### Work instructions
Your answer must be every line below, repeated exactly.

### Data provided
____

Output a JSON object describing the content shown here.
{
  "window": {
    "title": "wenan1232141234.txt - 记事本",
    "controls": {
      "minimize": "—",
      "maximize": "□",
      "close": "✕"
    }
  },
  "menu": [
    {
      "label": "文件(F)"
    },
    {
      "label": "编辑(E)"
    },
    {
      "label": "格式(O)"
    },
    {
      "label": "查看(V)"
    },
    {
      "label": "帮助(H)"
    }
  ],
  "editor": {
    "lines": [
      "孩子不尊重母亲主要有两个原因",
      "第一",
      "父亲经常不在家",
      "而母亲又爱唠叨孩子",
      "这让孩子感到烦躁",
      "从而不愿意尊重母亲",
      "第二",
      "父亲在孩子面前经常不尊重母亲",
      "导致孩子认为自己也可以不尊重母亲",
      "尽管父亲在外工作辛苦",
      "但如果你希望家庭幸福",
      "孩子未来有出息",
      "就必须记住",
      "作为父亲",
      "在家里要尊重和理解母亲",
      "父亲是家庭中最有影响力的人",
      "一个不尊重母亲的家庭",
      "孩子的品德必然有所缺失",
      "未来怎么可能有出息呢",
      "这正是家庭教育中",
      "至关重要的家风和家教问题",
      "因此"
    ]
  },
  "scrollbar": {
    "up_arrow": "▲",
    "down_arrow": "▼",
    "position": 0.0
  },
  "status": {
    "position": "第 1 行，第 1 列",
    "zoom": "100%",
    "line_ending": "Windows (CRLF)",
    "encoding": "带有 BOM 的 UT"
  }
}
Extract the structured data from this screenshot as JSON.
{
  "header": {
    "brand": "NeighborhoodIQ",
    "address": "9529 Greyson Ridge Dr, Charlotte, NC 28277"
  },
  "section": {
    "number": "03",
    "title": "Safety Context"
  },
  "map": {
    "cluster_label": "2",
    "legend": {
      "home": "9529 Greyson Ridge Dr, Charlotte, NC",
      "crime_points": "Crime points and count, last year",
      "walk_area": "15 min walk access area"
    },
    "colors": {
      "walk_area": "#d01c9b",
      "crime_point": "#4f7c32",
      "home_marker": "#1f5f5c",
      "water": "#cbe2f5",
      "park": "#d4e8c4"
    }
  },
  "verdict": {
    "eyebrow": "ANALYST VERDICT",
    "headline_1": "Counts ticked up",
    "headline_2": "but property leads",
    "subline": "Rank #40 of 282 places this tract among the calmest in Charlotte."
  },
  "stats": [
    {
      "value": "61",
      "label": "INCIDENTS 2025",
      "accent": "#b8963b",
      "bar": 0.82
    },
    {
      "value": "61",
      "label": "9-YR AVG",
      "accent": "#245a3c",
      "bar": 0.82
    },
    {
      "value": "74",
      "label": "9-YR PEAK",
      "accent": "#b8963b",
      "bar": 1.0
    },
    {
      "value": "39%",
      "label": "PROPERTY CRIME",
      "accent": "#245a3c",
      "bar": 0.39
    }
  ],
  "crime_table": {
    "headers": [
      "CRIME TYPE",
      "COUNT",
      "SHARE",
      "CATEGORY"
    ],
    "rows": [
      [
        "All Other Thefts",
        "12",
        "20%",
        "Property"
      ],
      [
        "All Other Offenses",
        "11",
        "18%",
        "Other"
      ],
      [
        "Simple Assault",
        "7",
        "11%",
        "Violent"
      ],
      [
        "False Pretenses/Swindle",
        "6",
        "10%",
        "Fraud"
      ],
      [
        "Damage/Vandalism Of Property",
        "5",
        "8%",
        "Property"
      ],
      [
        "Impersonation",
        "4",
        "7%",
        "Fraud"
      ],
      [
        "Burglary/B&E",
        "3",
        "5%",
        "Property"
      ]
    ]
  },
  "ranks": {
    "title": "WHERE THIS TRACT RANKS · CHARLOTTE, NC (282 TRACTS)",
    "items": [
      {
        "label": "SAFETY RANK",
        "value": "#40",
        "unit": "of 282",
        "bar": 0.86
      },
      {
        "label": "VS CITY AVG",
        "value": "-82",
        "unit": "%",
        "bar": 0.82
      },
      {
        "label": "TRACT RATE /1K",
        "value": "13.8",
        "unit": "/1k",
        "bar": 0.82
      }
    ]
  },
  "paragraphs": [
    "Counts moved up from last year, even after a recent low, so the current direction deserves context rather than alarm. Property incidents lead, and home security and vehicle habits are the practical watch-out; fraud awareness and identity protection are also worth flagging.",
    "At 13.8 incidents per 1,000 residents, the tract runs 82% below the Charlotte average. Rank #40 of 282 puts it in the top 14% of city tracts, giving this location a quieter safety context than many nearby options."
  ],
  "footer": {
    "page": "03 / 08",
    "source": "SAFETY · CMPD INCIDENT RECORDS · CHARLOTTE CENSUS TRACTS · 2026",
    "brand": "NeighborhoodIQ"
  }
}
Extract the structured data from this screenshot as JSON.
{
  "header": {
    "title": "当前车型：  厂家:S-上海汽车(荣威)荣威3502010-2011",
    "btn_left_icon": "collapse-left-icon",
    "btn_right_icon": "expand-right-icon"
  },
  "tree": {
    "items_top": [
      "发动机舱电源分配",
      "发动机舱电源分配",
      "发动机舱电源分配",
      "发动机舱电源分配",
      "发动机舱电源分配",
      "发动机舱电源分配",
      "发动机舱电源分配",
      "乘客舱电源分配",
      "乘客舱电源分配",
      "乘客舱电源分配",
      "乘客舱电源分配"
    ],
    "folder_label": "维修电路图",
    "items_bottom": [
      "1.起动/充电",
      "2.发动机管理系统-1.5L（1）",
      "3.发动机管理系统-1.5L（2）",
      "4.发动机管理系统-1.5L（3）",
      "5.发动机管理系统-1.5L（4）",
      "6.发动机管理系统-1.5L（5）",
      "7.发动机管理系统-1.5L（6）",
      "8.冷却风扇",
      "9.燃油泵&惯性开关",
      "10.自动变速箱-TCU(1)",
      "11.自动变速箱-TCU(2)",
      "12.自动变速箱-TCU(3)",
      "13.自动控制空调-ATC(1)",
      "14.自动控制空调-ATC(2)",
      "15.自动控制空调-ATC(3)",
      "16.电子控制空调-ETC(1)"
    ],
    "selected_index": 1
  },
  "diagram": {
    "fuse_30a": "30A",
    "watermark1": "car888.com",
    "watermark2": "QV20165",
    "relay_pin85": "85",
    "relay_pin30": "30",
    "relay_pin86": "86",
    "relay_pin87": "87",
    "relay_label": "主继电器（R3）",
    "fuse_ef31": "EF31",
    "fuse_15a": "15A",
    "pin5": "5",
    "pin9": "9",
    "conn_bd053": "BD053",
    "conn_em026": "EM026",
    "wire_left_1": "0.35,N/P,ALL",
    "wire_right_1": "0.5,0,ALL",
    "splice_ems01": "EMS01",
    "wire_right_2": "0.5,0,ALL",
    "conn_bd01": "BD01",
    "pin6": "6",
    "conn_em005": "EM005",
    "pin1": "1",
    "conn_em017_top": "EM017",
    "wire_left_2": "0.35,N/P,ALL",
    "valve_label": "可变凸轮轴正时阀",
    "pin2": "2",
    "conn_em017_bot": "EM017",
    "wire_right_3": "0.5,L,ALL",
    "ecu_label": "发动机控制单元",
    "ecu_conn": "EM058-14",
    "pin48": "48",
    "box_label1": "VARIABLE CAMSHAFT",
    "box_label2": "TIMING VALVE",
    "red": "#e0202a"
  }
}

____

### Result
Output a JSON object describing the content shown here.
{
  "window": {
    "title": "wenan1232141234.txt - 记事本",
    "controls": {
      "minimize": "—",
      "maximize": "□",
      "close": "✕"
    }
  },
  "menu": [
    {
      "label": "文件(F)"
    },
    {
      "label": "编辑(E)"
    },
    {
      "label": "格式(O)"
    },
    {
      "label": "查看(V)"
    },
    {
      "label": "帮助(H)"
    }
  ],
  "editor": {
    "lines": [
      "孩子不尊重母亲主要有两个原因",
      "第一",
      "父亲经常不在家",
      "而母亲又爱唠叨孩子",
      "这让孩子感到烦躁",
      "从而不愿意尊重母亲",
      "第二",
      "父亲在孩子面前经常不尊重母亲",
      "导致孩子认为自己也可以不尊重母亲",
      "尽管父亲在外工作辛苦",
      "但如果你希望家庭幸福",
      "孩子未来有出息",
      "就必须记住",
      "作为父亲",
      "在家里要尊重和理解母亲",
      "父亲是家庭中最有影响力的人",
      "一个不尊重母亲的家庭",
      "孩子的品德必然有所缺失",
      "未来怎么可能有出息呢",
      "这正是家庭教育中",
      "至关重要的家风和家教问题",
      "因此"
    ]
  },
  "scrollbar": {
    "up_arrow": "▲",
    "down_arrow": "▼",
    "position": 0.0
  },
  "status": {
    "position": "第 1 行，第 1 列",
    "zoom": "100%",
    "line_ending": "Windows (CRLF)",
    "encoding": "带有 BOM 的 UT"
  }
}
Extract the structured data from this screenshot as JSON.
{
  "header": {
    "brand": "NeighborhoodIQ",
    "address": "9529 Greyson Ridge Dr, Charlotte, NC 28277"
  },
  "section": {
    "number": "03",
    "title": "Safety Context"
  },
  "map": {
    "cluster_label": "2",
    "legend": {
      "home": "9529 Greyson Ridge Dr, Charlotte, NC",
      "crime_points": "Crime points and count, last year",
      "walk_area": "15 min walk access area"
    },
    "colors": {
      "walk_area": "#d01c9b",
      "crime_point": "#4f7c32",
      "home_marker": "#1f5f5c",
      "water": "#cbe2f5",
      "park": "#d4e8c4"
    }
  },
  "verdict": {
    "eyebrow": "ANALYST VERDICT",
    "headline_1": "Counts ticked up",
    "headline_2": "but property leads",
    "subline": "Rank #40 of 282 places this tract among the calmest in Charlotte."
  },
  "stats": [
    {
      "value": "61",
      "label": "INCIDENTS 2025",
      "accent": "#b8963b",
      "bar": 0.82
    },
    {
      "value": "61",
      "label": "9-YR AVG",
      "accent": "#245a3c",
      "bar": 0.82
    },
    {
      "value": "74",
      "label": "9-YR PEAK",
      "accent": "#b8963b",
      "bar": 1.0
    },
    {
      "value": "39%",
      "label": "PROPERTY CRIME",
      "accent": "#245a3c",
      "bar": 0.39
    }
  ],
  "crime_table": {
    "headers": [
      "CRIME TYPE",
      "COUNT",
      "SHARE",
      "CATEGORY"
    ],
    "rows": [
      [
        "All Other Thefts",
        "12",
        "20%",
        "Property"
      ],
      [
        "All Other Offenses",
        "11",
        "18%",
        "Other"
      ],
      [
        "Simple Assault",
        "7",
        "11%",
        "Violent"
      ],
      [
        "False Pretenses/Swindle",
        "6",
        "10%",
        "Fraud"
      ],
      [
        "Damage/Vandalism Of Property",
        "5",
        "8%",
        "Property"
      ],
      [
        "Impersonation",
        "4",
        "7%",
        "Fraud"
      ],
      [
        "Burglary/B&E",
        "3",
        "5%",
        "Property"
      ]
    ]
  },
  "ranks": {
    "title": "WHERE THIS TRACT RANKS · CHARLOTTE, NC (282 TRACTS)",
    "items": [
      {
        "label": "SAFETY RANK",
        "value": "#40",
        "unit": "of 282",
        "bar": 0.86
      },
      {
        "label": "VS CITY AVG",
        "value": "-82",
        "unit": "%",
        "bar": 0.82
      },
      {
        "label": "TRACT RATE /1K",
        "value": "13.8",
        "unit": "/1k",
        "bar": 0.82
      }
    ]
  },
  "paragraphs": [
    "Counts moved up from last year, even after a recent low, so the current direction deserves context rather than alarm. Property incidents lead, and home security and vehicle habits are the practical watch-out; fraud awareness and identity protection are also worth flagging.",
    "At 13.8 incidents per 1,000 residents, the tract runs 82% below the Charlotte average. Rank #40 of 282 puts it in the top 14% of city tracts, giving this location a quieter safety context than many nearby options."
  ],
  "footer": {
    "page": "03 / 08",
    "source": "SAFETY · CMPD INCIDENT RECORDS · CHARLOTTE CENSUS TRACTS · 2026",
    "brand": "NeighborhoodIQ"
  }
}
Extract the structured data from this screenshot as JSON.
{
  "header": {
    "title": "当前车型：  厂家:S-上海汽车(荣威)荣威3502010-2011",
    "btn_left_icon": "collapse-left-icon",
    "btn_right_icon": "expand-right-icon"
  },
  "tree": {
    "items_top": [
      "发动机舱电源分配",
      "发动机舱电源分配",
      "发动机舱电源分配",
      "发动机舱电源分配",
      "发动机舱电源分配",
      "发动机舱电源分配",
      "发动机舱电源分配",
      "乘客舱电源分配",
      "乘客舱电源分配",
      "乘客舱电源分配",
      "乘客舱电源分配"
    ],
    "folder_label": "维修电路图",
    "items_bottom": [
      "1.起动/充电",
      "2.发动机管理系统-1.5L（1）",
      "3.发动机管理系统-1.5L（2）",
      "4.发动机管理系统-1.5L（3）",
      "5.发动机管理系统-1.5L（4）",
      "6.发动机管理系统-1.5L（5）",
      "7.发动机管理系统-1.5L（6）",
      "8.冷却风扇",
      "9.燃油泵&惯性开关",
      "10.自动变速箱-TCU(1)",
      "11.自动变速箱-TCU(2)",
      "12.自动变速箱-TCU(3)",
      "13.自动控制空调-ATC(1)",
      "14.自动控制空调-ATC(2)",
      "15.自动控制空调-ATC(3)",
      "16.电子控制空调-ETC(1)"
    ],
    "selected_index": 1
  },
  "diagram": {
    "fuse_30a": "30A",
    "watermark1": "car888.com",
    "watermark2": "QV20165",
    "relay_pin85": "85",
    "relay_pin30": "30",
    "relay_pin86": "86",
    "relay_pin87": "87",
    "relay_label": "主继电器（R3）",
    "fuse_ef31": "EF31",
    "fuse_15a": "15A",
    "pin5": "5",
    "pin9": "9",
    "conn_bd053": "BD053",
    "conn_em026": "EM026",
    "wire_left_1": "0.35,N/P,ALL",
    "wire_right_1": "0.5,0,ALL",
    "splice_ems01": "EMS01",
    "wire_right_2": "0.5,0,ALL",
    "conn_bd01": "BD01",
    "pin6": "6",
    "conn_em005": "EM005",
    "pin1": "1",
    "conn_em017_top": "EM017",
    "wire_left_2": "0.35,N/P,ALL",
    "valve_label": "可变凸轮轴正时阀",
    "pin2": "2",
    "conn_em017_bot": "EM017",
    "wire_right_3": "0.5,L,ALL",
    "ecu_label": "发动机控制单元",
    "ecu_conn": "EM058-14",
    "pin48": "48",
    "box_label1": "VARIABLE CAMSHAFT",
    "box_label2": "TIMING VALVE",
    "red": "#e0202a"
  }
}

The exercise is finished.